Welcome back, to what is now the award-winning Fundamentals column. The judges at this year’s North American Guild of Beer Writers Awards saw fit to grant us a bronze medal in the Best Beer Review category. Specifically, for my piece on North Transmission, in which I attempted to compare New England IPA to post punk. All in all, it seems that was a successful analogy. Many thanks to the NAGBW for bestowing us with such an honour. Or should that be honor?
Today we’re tackling another emergent beer style that, like NEIPA, generates a serious amount of hyperbole – the Pastry Stout. It’s hard to identify exactly where or when exactly this trend emerged. Surely a stern finger should be wagged in the direction of the UK’s Buxton and Sweden’s Omnipollo, who released the collaborative Yellow Belly in 2014. In the wake of the popularity of this peanut butter and biscuit imperial stout, there have been countless breweries chucking ingredients such as cinnamon, vanilla, chocolate and more into the fermenter. Omnipollo is, in fact, a serial offender within the pastry stout category.
Perhaps though, the net of blame for the emergence of this style could be cast way back to the early 90s, when a young Goose Island released its Bourbon County stout. Now, of course, this liquid is now peddled by the evil, corporate world of Big Beer™ and as such should only be handled in full HazMat gear, while disposing of it carefully. Or, if you don’t have any protective clothing, you can dispose of it by sending to my address, below.
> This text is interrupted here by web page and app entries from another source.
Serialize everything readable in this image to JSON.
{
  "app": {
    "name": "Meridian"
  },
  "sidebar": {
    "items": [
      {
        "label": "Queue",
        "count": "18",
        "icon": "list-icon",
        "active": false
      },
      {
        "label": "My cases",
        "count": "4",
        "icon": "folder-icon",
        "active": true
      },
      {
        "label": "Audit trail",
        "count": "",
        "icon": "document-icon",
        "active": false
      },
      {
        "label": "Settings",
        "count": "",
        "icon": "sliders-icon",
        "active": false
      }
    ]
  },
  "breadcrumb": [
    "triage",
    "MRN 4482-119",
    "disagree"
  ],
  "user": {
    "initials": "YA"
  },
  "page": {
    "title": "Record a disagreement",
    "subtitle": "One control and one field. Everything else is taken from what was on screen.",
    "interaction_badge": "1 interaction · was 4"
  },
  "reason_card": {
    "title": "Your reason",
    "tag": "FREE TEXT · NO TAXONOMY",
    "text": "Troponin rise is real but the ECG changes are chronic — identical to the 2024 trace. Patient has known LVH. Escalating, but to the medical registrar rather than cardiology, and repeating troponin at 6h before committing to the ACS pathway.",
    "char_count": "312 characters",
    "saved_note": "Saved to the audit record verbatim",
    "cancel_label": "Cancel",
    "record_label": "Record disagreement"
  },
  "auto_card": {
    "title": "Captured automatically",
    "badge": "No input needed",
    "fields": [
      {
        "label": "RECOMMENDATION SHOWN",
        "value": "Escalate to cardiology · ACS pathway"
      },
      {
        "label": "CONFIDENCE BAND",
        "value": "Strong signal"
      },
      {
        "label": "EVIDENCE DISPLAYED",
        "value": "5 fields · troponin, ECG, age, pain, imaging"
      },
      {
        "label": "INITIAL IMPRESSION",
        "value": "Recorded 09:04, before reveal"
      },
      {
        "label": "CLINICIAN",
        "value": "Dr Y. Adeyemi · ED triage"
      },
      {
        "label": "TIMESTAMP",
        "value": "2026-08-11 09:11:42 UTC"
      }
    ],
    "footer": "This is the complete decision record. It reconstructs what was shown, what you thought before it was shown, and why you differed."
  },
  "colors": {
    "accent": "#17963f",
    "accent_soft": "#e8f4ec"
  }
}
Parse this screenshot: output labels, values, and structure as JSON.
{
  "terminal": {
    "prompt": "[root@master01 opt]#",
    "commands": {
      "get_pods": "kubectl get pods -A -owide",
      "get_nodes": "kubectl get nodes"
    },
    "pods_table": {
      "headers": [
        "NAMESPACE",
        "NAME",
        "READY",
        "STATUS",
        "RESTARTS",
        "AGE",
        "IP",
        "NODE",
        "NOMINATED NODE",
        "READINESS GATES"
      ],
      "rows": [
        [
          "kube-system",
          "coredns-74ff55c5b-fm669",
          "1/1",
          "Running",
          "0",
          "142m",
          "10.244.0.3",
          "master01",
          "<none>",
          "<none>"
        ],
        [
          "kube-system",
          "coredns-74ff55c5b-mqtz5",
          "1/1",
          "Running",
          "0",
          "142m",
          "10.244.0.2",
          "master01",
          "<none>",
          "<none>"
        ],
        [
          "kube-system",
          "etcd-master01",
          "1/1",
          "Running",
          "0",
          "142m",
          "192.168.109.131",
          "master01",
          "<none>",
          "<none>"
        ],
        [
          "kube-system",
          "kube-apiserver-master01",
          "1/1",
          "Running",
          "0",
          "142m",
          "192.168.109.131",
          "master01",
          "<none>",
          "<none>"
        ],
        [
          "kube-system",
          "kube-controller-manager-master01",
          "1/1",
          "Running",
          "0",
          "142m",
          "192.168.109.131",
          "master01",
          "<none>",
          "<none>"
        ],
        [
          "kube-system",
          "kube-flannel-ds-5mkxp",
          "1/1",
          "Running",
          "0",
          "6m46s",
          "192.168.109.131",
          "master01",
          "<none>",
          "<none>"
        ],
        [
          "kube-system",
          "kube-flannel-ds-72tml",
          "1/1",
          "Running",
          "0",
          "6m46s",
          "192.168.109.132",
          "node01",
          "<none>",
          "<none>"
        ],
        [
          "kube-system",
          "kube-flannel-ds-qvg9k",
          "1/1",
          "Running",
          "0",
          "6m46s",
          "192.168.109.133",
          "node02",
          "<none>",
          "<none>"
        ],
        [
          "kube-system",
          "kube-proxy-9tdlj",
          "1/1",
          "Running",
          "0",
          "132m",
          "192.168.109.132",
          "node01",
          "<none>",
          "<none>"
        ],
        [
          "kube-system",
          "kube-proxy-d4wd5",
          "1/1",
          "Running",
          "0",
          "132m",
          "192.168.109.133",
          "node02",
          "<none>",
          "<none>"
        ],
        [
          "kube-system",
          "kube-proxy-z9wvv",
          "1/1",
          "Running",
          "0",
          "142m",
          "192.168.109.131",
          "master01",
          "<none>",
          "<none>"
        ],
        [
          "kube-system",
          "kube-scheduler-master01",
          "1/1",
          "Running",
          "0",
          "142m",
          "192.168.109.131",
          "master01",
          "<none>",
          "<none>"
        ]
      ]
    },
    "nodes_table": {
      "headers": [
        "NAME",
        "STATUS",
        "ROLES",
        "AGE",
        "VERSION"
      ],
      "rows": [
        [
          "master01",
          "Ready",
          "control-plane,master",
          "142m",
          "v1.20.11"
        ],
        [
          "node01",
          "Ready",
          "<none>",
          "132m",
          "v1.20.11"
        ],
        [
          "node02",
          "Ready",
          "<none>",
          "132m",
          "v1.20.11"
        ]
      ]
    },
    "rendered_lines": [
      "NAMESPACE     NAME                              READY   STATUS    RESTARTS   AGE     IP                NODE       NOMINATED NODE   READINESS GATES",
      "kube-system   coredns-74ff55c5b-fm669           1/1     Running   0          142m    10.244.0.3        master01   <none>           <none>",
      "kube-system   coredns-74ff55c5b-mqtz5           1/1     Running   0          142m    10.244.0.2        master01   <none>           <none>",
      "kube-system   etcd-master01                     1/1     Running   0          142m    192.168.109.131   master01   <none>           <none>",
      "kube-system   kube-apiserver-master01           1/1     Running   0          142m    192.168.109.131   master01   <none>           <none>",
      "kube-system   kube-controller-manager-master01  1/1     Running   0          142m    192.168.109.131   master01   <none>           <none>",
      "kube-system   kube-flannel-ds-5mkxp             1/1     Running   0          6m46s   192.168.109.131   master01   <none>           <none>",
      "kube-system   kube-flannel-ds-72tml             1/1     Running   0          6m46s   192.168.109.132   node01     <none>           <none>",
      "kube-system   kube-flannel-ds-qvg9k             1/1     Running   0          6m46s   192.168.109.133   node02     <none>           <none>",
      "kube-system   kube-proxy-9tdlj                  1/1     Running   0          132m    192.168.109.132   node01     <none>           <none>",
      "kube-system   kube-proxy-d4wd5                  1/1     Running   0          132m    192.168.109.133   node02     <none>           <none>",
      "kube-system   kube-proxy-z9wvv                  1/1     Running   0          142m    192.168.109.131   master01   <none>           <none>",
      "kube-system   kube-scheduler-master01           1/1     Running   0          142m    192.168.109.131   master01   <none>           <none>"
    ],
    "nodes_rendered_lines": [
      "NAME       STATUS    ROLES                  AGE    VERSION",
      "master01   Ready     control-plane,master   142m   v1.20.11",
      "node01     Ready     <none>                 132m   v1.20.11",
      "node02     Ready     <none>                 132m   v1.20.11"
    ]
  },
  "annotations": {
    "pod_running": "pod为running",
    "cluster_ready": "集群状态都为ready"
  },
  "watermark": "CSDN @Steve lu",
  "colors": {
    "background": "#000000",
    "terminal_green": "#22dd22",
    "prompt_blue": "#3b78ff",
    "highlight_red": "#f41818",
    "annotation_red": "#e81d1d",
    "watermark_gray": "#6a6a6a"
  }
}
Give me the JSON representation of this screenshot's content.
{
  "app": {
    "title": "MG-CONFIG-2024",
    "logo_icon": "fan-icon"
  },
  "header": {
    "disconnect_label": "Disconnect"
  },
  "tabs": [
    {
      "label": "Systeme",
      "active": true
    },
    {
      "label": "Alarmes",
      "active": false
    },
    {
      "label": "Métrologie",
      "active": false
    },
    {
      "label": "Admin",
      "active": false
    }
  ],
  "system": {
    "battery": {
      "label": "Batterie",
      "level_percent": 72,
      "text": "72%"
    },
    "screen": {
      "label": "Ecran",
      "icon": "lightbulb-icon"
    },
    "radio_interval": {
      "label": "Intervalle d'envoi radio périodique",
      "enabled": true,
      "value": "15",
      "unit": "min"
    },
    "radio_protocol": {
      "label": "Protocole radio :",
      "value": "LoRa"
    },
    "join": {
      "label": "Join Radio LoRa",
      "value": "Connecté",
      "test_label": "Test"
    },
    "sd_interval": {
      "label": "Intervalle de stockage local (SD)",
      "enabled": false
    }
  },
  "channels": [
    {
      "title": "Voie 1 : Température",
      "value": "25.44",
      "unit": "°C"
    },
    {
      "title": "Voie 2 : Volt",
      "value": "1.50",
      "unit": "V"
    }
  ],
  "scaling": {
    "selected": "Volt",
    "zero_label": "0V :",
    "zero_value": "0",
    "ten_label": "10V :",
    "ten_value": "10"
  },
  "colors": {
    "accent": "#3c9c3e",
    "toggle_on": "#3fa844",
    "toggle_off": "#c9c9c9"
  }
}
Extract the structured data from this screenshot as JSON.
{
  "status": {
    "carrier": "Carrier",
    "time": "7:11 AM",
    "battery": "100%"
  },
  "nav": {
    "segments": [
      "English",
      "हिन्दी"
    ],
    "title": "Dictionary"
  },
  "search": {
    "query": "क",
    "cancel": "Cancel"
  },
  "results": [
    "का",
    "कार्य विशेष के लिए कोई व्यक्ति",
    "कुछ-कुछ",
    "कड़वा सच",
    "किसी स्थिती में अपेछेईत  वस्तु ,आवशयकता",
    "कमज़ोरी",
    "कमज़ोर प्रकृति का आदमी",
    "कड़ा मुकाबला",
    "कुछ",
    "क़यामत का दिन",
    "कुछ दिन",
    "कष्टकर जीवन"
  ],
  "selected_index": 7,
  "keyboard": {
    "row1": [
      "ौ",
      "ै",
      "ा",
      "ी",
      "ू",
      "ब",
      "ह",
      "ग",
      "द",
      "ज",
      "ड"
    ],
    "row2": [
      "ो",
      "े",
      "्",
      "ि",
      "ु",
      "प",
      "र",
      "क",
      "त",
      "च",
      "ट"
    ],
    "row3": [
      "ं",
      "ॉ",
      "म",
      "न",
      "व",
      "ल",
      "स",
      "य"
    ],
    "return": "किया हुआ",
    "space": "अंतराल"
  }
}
All jokes aside, stout, like many dark beers, struggles to find popularity when it’s out of season, and sells in far smaller quantities than its pale, hoppy brethren. The great thing about these modern pastry stouts is they’ve helped darker beers get a new wave of beer drinkers excited about these styles. Getting more folk into dark beers can only be a good thing.
When it comes to North London’s Hammerton Brewery, I’m a huge fan of the dry, slightly saline Pentonville Oyster Stout. Crunch is essentially the antithesis of this. By using lactose sugars and peanut, this beer tastes a little like a Reese’s cup, only one that’s been blended into a surprisingly drinkable dark beer. And what’s most surprising is that I don’t hate it. In fact, I quite like it, as despite its sweetness it retains that most important of qualities: drinkability.
Essentially, Crunch is pudding in a can. And one that’s worth skipping dessert for.